  8. When you are through, be sure the microscope is put away properly (i.e., all oil wiped off, 10X objective lens in place, stage centered). We usually recommend that you keep the slide. (To remove immersion oil from smears, place a few pieces of lens paper on the slide to absorb the oil. Then, add several drops of xylol to the lens paper. Peel the paper, now soaked with xylol, off the slide. Xylol is flammable! Keep it away from flames!)

Procedure for the Wet Mount

  1. Using a capillary pipette or inoculating loop, pick up some of the material from around the surfaces of grass and leaves and from the bottom of the sample. Place a drop of suspended material on a clean microscope slide.

  2. With a toothpick, spread a very thin layer of vaseline over a small part of the palm of your hand. Take a clean coverslip (always held by the edges) and gently scrape all four edges along your palm, picking up a thin line of vaseline along each edge.

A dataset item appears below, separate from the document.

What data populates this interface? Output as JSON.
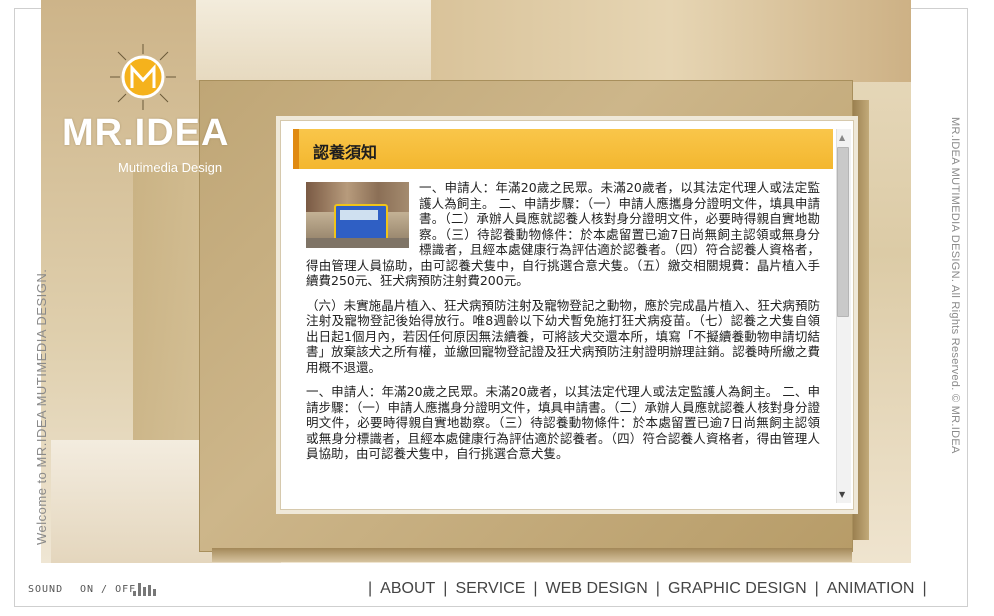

  3. Place the coverslip directly onto the drop on the slide in such a manner that some air bubbles are trapped. Place a small, multilayered piece of paper towel over the coverslip and press down. Discard the piece of paper towel into the disinfectant.

  4. Examine the wet mount with a PHASE CONTRAST MICROSCOPE set up by the instructor at a special station in the back or side of the lab. Be sure to heed the instructor's precautions regarding the phase microscope. Until you become familiar with this type of microscope, use only the 40X objective lens which is already in position. Looking from the side, lower the lens until it almost touches the slide. Then turn the fine adjustment up while looking through the microscope. A piece of debris or the edge of an air bubble is a convenient object on which to focus.

  5. In addition to bacteria (the smallest life-forms evident), one may observe protozoa and algae in the hay infusion and other samples.

  6. Without removing the coverslip, discard the slide into the disinfectant container on the stage.


The smear is stained with a solution of a single dye which stains all cells the same color. Differentiation of cell types or structures is not the objective in the simple stain procedure. However, certain structures which are not stained by this method may be seen easily such as endospores and lipid inclusions.

  1. Prepare and heat-fix a smear of the organism to be studied.

  2. Cover the smear with the staining solution. If crystal violet is used, allow one minute for staining. The use of methylene blue requires 3-5 minutes to achieve good staining.

  3. Carefully wash off the dye with tap water and blot the slide dry with blotting paper, an absorbent paper pad or paper towel.

Go to:  Period  2,  3,  4,  5,  6.

Return to:  Bact. 102 Website Homepage.

Page last modified on 9/15/02 at 6:00 PM, CDT.
John Lindquist, Department of Bacteriology
University of Wisconsin – Madison